# POLITICS /// Francois Roche cancels at Sci-Arc / Manifesto for Architectural Schools as Speculative Laboratories


Francois Roche was recently invited to give an exhibition and a lecture at Sci-Arc about R&Sie(n)‘s work, starting on April 6th. However he just canceled both of them and made public the reasons in an open letter which text is the following:

I have no other way than to cancel the Sci-Arc exhibition in the Gallery (scheduled in May 25) and the lecture (scheduled the April 6-2011)
The gap of point of view, and the lack of interest for politics and attitude, reducing the architecture process to a unique design agenda cannot fit with our scenario of production and scenario of speeches.
Our works and attitudes are toxic, animal, dangerous, regressive, politic and computational.
Architecture is mainly an affair of resistance and self-defense, against hypocrisies and “in”voluntary servitude, to quote La Boetie. It cannot be reduced to a design goal, exclusively dedicated and trapped by tooling. I disagree on the way the knowledge is framed by and for predictable professional, without any potential to corrupt and desalienate through educational procedures the “coming out” of neoplagiarism and neocopism, which remind me the Beaux Art symptom and syndrome. I ‘m French and know perfectly the stickiness of this sliperring addiction.
I just want to precise that this voluntary abandon, cannot be understood as a “tantrum or capriccio” against the Sci-arc students pool, but it is at the level of Sci-Arc staff arrogances and ignorances, which seems to shrink architecture purpose to a simple affair of design agenda.

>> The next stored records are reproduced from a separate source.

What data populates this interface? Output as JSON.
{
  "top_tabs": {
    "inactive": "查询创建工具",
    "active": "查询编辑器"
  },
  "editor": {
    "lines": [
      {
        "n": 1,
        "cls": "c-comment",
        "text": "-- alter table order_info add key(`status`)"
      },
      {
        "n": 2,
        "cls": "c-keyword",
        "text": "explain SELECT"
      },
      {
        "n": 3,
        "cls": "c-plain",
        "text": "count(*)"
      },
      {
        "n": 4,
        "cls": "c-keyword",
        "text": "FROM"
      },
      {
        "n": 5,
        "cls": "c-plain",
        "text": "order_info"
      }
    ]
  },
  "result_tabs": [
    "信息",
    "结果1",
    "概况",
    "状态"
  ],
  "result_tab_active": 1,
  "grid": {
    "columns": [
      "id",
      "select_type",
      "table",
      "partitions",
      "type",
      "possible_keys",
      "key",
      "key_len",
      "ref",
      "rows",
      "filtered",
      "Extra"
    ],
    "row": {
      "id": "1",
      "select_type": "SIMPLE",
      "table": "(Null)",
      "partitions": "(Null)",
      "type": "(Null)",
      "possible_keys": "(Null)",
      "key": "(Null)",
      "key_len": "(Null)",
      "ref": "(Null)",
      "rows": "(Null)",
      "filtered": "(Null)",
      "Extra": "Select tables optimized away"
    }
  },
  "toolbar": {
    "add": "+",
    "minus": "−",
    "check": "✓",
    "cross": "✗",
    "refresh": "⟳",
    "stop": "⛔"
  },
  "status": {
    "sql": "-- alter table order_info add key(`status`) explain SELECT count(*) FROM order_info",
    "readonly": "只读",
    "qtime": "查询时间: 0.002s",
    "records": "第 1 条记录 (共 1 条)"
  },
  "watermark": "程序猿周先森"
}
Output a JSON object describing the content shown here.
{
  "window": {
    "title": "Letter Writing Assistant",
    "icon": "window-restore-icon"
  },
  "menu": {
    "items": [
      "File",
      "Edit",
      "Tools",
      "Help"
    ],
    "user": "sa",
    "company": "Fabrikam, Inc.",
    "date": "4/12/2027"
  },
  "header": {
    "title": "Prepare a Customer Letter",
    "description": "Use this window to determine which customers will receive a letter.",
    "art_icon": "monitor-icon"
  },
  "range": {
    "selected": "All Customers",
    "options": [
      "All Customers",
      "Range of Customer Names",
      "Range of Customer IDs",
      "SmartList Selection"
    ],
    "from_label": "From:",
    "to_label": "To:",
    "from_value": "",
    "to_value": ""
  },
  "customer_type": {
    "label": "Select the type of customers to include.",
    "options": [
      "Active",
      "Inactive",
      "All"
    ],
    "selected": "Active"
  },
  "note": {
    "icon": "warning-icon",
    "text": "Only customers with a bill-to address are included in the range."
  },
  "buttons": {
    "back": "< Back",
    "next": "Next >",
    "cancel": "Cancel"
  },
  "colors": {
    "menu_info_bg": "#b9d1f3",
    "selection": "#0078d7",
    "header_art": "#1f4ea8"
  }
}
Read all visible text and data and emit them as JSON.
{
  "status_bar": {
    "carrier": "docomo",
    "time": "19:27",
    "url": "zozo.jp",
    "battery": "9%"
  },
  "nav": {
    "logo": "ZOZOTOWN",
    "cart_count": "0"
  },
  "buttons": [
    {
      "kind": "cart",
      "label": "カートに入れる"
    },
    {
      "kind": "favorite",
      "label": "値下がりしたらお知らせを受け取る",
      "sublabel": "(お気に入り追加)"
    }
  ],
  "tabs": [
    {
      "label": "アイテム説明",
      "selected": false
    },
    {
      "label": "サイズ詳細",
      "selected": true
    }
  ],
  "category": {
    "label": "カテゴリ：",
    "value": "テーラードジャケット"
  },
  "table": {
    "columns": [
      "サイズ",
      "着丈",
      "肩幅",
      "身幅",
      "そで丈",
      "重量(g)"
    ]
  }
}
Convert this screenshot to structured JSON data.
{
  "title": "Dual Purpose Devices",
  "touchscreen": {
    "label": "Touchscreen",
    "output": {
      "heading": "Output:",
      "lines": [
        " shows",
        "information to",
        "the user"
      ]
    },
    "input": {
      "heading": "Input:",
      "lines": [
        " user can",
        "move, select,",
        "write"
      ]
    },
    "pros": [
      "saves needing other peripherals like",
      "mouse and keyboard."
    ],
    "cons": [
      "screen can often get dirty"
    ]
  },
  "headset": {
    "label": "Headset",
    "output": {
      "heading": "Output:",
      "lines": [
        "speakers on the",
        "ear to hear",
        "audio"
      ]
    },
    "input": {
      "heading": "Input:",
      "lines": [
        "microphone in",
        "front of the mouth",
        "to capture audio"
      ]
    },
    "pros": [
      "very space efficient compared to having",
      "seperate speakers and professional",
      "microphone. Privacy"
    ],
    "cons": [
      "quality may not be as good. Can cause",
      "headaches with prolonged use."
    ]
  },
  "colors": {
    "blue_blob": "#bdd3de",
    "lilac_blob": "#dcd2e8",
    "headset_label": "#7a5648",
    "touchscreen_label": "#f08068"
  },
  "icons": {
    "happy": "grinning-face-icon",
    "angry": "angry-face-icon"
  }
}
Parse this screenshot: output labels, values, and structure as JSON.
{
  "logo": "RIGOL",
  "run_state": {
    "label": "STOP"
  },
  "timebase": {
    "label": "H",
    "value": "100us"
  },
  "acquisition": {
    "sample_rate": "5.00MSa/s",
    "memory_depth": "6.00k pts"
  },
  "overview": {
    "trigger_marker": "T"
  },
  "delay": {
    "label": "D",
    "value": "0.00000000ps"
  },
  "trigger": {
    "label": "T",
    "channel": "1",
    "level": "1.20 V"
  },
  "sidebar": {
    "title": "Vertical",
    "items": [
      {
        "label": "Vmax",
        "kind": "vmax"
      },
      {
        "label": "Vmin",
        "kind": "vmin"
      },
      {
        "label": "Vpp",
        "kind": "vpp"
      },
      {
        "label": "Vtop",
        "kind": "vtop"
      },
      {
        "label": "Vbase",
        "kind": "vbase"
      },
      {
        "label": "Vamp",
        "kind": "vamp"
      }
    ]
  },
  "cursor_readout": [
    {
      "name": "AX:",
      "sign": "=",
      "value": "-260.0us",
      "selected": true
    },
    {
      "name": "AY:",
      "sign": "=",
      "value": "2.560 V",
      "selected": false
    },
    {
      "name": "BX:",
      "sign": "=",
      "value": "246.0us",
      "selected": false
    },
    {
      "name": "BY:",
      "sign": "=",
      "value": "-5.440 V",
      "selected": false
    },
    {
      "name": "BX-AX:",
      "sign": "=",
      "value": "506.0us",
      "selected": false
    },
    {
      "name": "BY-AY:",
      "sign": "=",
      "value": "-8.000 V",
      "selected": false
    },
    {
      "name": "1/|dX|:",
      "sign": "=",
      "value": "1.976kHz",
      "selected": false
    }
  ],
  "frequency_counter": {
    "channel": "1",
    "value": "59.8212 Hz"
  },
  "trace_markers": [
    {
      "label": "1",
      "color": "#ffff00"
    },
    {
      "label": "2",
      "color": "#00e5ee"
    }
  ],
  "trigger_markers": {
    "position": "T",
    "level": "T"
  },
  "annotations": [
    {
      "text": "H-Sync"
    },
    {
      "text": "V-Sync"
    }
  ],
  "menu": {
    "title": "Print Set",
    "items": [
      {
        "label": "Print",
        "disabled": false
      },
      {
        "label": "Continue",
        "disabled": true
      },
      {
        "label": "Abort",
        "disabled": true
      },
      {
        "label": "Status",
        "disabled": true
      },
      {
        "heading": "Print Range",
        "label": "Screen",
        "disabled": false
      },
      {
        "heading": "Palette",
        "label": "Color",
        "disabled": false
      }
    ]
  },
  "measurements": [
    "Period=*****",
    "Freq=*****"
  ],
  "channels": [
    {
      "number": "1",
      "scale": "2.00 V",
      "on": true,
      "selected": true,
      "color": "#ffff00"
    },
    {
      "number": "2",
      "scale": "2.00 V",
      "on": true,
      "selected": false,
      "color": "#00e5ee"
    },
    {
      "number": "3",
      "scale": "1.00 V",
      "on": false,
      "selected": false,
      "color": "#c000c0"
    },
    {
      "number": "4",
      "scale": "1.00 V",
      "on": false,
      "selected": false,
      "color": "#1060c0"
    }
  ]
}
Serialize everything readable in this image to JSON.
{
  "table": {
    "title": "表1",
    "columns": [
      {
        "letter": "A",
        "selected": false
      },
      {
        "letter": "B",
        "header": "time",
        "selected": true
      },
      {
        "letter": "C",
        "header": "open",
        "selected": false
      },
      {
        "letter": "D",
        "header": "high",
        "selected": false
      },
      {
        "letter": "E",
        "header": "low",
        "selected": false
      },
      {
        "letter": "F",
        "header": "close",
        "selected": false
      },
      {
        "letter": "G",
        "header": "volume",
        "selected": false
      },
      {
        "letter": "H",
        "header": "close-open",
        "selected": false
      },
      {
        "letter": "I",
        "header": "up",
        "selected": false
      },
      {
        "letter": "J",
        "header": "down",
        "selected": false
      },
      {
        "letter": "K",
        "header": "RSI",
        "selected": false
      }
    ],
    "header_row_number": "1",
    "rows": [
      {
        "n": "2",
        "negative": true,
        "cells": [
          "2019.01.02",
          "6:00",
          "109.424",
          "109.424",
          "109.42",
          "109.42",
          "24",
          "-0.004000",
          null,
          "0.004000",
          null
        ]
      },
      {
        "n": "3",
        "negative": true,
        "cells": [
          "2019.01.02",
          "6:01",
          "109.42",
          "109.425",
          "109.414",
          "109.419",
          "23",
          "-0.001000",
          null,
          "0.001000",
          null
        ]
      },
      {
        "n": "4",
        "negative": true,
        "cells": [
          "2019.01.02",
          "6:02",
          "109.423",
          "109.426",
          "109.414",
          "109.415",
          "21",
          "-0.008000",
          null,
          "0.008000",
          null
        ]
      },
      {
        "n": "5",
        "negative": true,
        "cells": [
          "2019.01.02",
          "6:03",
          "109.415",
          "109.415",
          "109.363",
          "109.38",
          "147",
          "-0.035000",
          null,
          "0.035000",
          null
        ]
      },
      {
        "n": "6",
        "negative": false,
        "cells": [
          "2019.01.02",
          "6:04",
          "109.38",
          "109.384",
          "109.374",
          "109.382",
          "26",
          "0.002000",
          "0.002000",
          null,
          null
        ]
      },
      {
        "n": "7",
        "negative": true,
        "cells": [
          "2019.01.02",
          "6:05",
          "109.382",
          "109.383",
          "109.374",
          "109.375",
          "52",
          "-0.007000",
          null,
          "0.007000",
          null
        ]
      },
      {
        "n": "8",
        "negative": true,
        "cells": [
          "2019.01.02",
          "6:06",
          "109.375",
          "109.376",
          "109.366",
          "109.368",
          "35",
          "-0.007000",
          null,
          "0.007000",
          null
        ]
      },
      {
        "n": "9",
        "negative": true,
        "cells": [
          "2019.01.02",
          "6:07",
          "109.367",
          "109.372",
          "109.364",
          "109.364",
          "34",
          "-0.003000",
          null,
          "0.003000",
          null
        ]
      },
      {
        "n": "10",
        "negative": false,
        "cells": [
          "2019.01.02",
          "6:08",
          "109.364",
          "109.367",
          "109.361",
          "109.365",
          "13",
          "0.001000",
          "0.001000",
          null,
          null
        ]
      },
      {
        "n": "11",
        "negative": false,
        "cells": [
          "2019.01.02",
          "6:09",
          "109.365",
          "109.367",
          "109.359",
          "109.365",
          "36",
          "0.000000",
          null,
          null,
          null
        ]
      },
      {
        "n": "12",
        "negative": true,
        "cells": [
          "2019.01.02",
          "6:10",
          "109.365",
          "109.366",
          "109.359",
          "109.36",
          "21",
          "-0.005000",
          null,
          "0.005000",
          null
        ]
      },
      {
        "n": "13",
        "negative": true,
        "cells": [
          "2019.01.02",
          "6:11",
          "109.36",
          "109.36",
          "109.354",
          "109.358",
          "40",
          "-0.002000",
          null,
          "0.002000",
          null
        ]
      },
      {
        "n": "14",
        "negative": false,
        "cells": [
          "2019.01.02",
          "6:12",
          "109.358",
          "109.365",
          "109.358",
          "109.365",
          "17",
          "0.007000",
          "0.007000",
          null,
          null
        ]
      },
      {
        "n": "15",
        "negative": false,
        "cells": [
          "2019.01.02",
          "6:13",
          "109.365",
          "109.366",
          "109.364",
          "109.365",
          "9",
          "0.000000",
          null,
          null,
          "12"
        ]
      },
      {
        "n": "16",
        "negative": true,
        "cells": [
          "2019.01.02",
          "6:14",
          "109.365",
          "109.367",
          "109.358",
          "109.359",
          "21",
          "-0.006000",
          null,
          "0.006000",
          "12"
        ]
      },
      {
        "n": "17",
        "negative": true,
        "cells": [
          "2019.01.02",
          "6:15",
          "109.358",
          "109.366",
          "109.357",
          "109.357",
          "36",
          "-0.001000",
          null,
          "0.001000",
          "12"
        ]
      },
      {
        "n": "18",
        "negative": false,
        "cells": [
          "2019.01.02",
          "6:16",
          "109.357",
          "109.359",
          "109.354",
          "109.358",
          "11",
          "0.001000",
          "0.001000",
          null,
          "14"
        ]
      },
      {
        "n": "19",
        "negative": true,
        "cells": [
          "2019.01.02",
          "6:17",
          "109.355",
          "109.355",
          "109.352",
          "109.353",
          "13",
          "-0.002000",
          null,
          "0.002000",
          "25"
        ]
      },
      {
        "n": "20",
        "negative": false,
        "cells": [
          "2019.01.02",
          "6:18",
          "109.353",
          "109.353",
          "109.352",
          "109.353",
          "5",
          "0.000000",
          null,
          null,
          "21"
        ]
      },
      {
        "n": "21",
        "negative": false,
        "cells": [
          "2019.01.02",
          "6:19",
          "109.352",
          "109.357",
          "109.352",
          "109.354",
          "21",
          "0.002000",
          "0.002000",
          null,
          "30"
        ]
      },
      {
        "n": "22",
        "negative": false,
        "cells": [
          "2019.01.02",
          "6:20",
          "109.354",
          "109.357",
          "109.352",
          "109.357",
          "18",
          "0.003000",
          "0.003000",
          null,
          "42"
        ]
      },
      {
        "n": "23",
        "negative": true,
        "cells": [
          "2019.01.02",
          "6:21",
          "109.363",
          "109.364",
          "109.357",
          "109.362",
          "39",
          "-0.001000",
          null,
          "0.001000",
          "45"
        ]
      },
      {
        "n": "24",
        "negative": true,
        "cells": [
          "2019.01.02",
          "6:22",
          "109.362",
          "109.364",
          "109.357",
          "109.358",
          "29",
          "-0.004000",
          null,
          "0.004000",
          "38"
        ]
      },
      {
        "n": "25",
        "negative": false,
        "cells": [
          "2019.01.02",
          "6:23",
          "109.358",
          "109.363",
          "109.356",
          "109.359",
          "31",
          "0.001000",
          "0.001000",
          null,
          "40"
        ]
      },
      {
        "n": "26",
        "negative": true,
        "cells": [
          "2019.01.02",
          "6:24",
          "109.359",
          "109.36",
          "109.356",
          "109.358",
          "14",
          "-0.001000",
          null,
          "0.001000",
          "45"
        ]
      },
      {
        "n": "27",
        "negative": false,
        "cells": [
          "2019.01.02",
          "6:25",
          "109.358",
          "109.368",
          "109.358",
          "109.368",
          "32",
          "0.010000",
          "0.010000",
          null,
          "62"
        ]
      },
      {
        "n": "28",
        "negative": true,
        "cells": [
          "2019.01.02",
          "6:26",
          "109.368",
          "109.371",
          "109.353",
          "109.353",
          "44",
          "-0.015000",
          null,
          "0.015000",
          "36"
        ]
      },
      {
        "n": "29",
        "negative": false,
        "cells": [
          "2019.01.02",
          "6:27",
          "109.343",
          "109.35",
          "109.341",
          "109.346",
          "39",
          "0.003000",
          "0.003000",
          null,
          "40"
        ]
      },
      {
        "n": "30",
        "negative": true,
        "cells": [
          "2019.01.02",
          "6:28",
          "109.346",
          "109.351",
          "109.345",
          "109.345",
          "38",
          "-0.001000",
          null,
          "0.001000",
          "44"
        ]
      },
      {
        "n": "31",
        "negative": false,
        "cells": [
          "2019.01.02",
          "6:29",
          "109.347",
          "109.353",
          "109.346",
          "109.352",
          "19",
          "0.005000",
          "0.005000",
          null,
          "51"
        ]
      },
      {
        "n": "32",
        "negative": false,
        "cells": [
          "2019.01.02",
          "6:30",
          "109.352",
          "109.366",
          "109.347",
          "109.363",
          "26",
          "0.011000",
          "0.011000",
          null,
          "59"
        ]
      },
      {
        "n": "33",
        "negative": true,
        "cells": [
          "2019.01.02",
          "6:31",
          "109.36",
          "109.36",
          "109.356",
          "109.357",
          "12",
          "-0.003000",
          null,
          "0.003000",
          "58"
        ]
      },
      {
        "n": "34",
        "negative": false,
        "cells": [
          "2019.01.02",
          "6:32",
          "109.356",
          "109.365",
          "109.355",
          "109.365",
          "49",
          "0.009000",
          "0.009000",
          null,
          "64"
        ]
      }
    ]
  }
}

My best
F Roche /
PS Speaking and writing are done, here, in my Frenchglish dialect / I let you the opportunity to translate it in the Shakespeare  “mayonnaise”.

Beside the pleasure I can have that my favorite architect is tackling one of my less favorite, Eric Owen Moss (see the article I wrote a bit more than one year ago about his abject aesthetization of the US/Mexico border), I think that it is rare enough to observe an ideological debate within the education system to look a little bit closer to the problem.

In fact, Sci-Arc does not seem to me as being more problematic than most of the mainstream schools of the world. It is even there than we had the delight to see one of the very most interesting projects of last year: Latent City by Yaohua Wang that I published a while ago. However, one has to recognize the two main issues enunciated by Francois Roche in his letter:
– the obsessive fetishism for the tool
– the constitution of a brand for each school (which ends up to be pretty similar to the others anyway) that can be reproduce year after year
The question then, is whether or not Architecture schools should be considered as speculative laboratories of ideas and techniques, or simply the place of transmission of knowledge from a generation to another in order for the latter to be apt to enter the market after its graduation.
One could obviously accuse me of caricaturing and polarizing the discourse, and that is true, but those two propositions constitute two horizons very different that schools have to choose without compromise.
It is thus probably time than the three bodies of the Universitarian structure take their responsabilities:

– The administrative staff (that Francois Roche blames here) should give up this “branding” of their school which make them certain to propose an attractive image to potential students who are far too much considered as clients, especially in countries like the United States and the United Kingdom in which schools are insanely expensive.
– The professors should give up this idea that teaching is only what makes them be sure to have a salary at the end of the month and to consider students like their employees who will anonymously provide the slides of their insipid lectures.
– The students (and they are those who I know the best) should give up their absolute need of paternalist structure that prevent them from being passionate and fully engaging in something that they might actually love. Their laziness is not characterized by their amount of hours of work  but by their total absence of effort to propose an emancipated radicalism.

If these three conditions are established (especially the last one), then we could start to imagine a school of architecture in which a real political (in the true meaning of it) debate can be possible. I therefore invite everybody  in schools to spread the word (this one and others) and to trigger meetings (if you have the dean with you, that’s great, if not, you don’t need his permission) about what should be the essence of your school.